I’ve been thinking about ‘sampajana’. There is so much to say about this quality of ‘clearly knowing’ or comprehending, but there is a lot I find quite mysterious, subtle and difficult to communicate.
What exactly does it mean for something to be clearly known? And how exactly does clear comprehension (another way of translating sampajana) interact with sati, present moment awareness, in a way that supports and augments it?
Clearly comprehending is the factor of mind that is more interested in the bigger picture. It is able to see how the mind works. It has the eye of non conceptual wisdom. I think sampajana is about perspective.
I have a sense of wanting to pull up my hand, palm down, panning back like a camera on zoom. This gesture says something to me about the role of this mental quality. I have been wondering if what I’m talking about as perspective can be expressed through the language of ‘meta’ as in meta analysis. Perhaps a ‘meta view’?
An image that comes to mind of a conductor and orchestra performing in a concert hall. When I’m at a concert, usually my attention is naturally with the music, often picking up on individual sounds from the different instruments. Less frequently my attention will be with the conductor watching how he or she defines the overall sound from each and every musician on the stage.
(I sing in a choir, and one evening when we were finding a particular section of the music tricky, our conductor showed us his score, dense with notation for the 50 instruments he would be conducting besides us. “You think your part is difficult!” he said, and we all laughed.)
The conductor can be a metaphor for clearly knowing. Their attention has to be broad and yet they need to know every detail of the symphony or concerto, whatever it is. The attention needs to be relaxed and flowing with deep feeling for the whole piece. The conductor has to step back from the individual sound or musician and focus more on the overall feel of what she’s hearing, and the relationships between, for instance, the flute and the soloist, or the string section and the French horns.

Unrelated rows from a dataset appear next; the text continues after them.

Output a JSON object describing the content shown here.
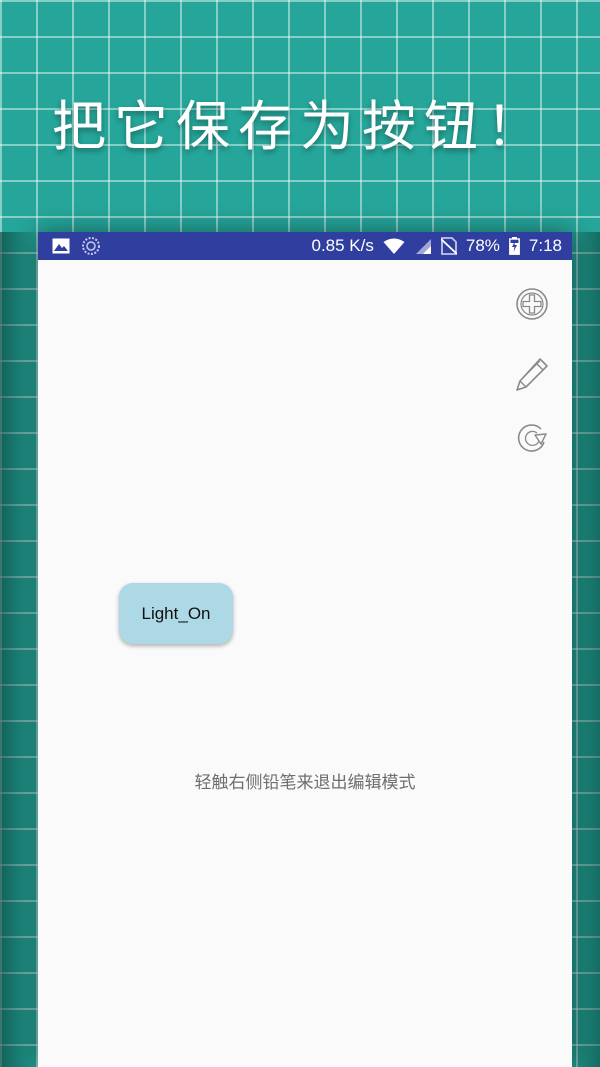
{
  "promo": {
    "headline": "把它保存为按钮！"
  },
  "status_bar": {
    "speed": "0.85 K/s",
    "battery": "78%",
    "time": "7:18",
    "icons": [
      "image-icon",
      "loading-icon",
      "wifi-icon",
      "signal-icon",
      "no-sim-icon",
      "battery-charging-icon"
    ]
  },
  "toolbar": {
    "icons": [
      "add-circle-icon",
      "pencil-icon",
      "refresh-icon"
    ]
  },
  "canvas": {
    "button_label": "Light_On",
    "hint": "轻触右侧铅笔来退出编辑模式"
  },
  "colors": {
    "background": "#26a69a",
    "status_bar": "#303f9f",
    "button_bg": "#add8e6",
    "screen_bg": "#fafafa"
  }
}
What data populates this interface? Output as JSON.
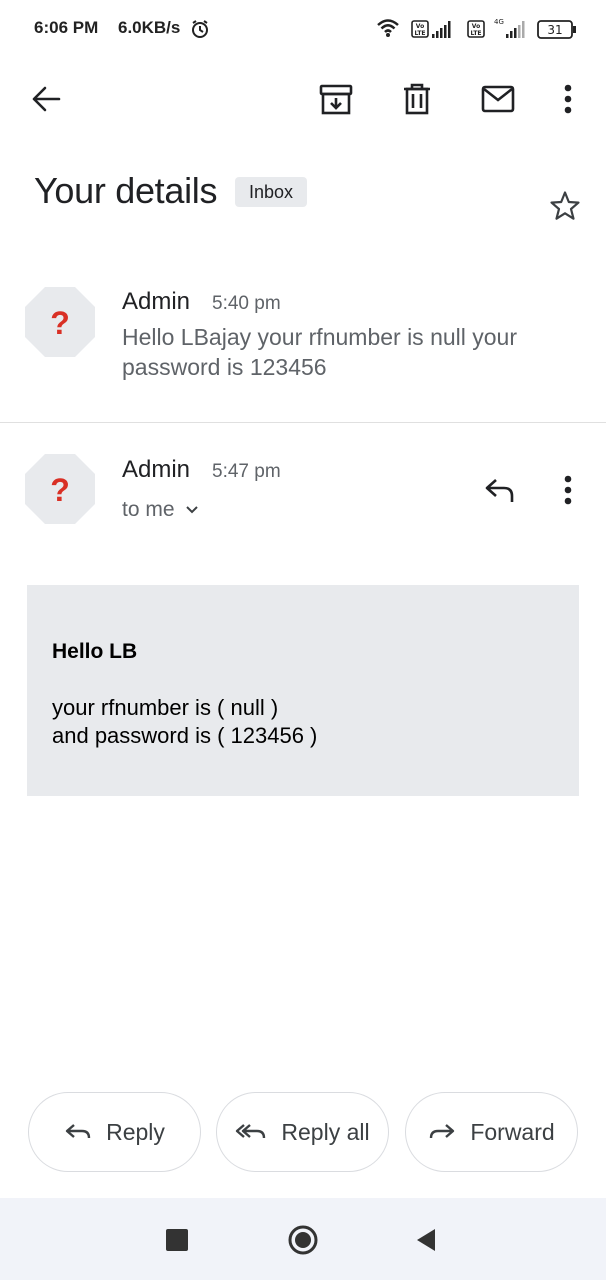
{
  "status_bar": {
    "time": "6:06 PM",
    "speed": "6.0KB/s",
    "battery": "31",
    "network": "4G",
    "volte": "Vo LTE"
  },
  "toolbar": {
    "icons": [
      "back-arrow-icon",
      "archive-icon",
      "delete-icon",
      "mark-unread-icon",
      "more-vert-icon"
    ]
  },
  "thread": {
    "subject": "Your details",
    "label": "Inbox"
  },
  "messages": [
    {
      "sender": "Admin",
      "time": "5:40 pm",
      "snippet": "Hello LBajay your rfnumber is null your password is 123456",
      "avatar_glyph": "?"
    },
    {
      "sender": "Admin",
      "time": "5:47 pm",
      "recipient": "to me",
      "avatar_glyph": "?",
      "body": {
        "greeting": "Hello LB",
        "line1": "your rfnumber is ( null )",
        "line2": "and password is ( 123456 )"
      }
    }
  ],
  "actions": {
    "reply": "Reply",
    "reply_all": "Reply all",
    "forward": "Forward"
  },
  "colors": {
    "avatar_bg": "#e8eaed",
    "avatar_glyph": "#d93025",
    "body_bg": "#e8eaed"
  }
}
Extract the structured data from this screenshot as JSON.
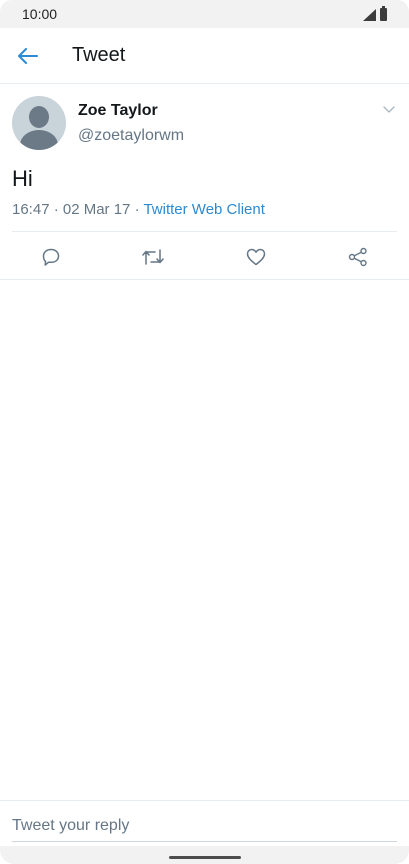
{
  "status_bar": {
    "time": "10:00",
    "signal_icon": "cellular-signal-icon",
    "battery_icon": "battery-icon"
  },
  "app_bar": {
    "back_icon": "arrow-left-icon",
    "title": "Tweet"
  },
  "tweet": {
    "author": {
      "display_name": "Zoe Taylor",
      "handle": "@zoetaylorwm",
      "avatar_icon": "default-avatar-icon"
    },
    "menu_icon": "chevron-down-icon",
    "text": "Hi",
    "timestamp": "16:47 · 02 Mar 17 · ",
    "source": "Twitter Web Client",
    "actions": [
      {
        "name": "reply",
        "icon": "reply-bubble-icon"
      },
      {
        "name": "retweet",
        "icon": "retweet-icon"
      },
      {
        "name": "like",
        "icon": "heart-icon"
      },
      {
        "name": "share",
        "icon": "share-icon"
      }
    ]
  },
  "reply_bar": {
    "placeholder": "Tweet your reply",
    "value": ""
  },
  "colors": {
    "accent": "#2b8ad1",
    "secondary_text": "#657786",
    "divider": "#e6ecf0"
  }
}
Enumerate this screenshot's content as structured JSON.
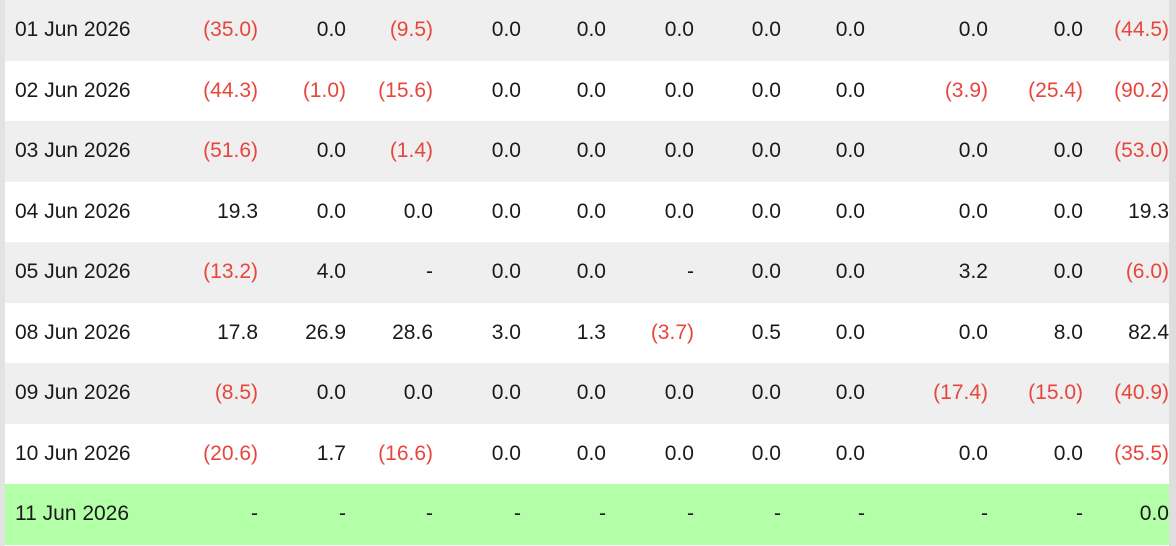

For the music to work, a million sound ‘moments’, both individual and in relationship to each other move in an indefinable dance.
One example to demonstrate the meaning of the ‘meta’ perspective relates to film reviews. Instead of the film being reviewed and critiqued, the reviews themselves are analysed en masse. This is a step back from the focus being on the content of the film. The role of sampajana involves a similar natural stepping back in order to know the mind, rather than its contents.
Meta analysis it is defined rather dryly as ‘an abstraction behind another concept, that is used to complete or add to the latter’, but it can also mean ‘something of a higher or second order’ in relation to a creative work.
With meditation we’re not talking about concepts becoming more abstracted through the meta view, but experience actually becoming more direct and less concept heavy. Through this ‘knowing’ we see the fleeting perceptions, feelings and internal motivations before they come to fully fledged thought, speech or action. There is a higher or second order of ‘knowing’. We are revealed to ourselves through clear knowing, and here the conductor metaphor reveals its limitations. For there is no conductor, no person or self, but simply a million mind moments in a constantly re-creating pattern, dancing through our own lives.
What do you think? Can you relate to the idea of’ meta view’? Tell me how it lands with you and what you think would bring it more alive.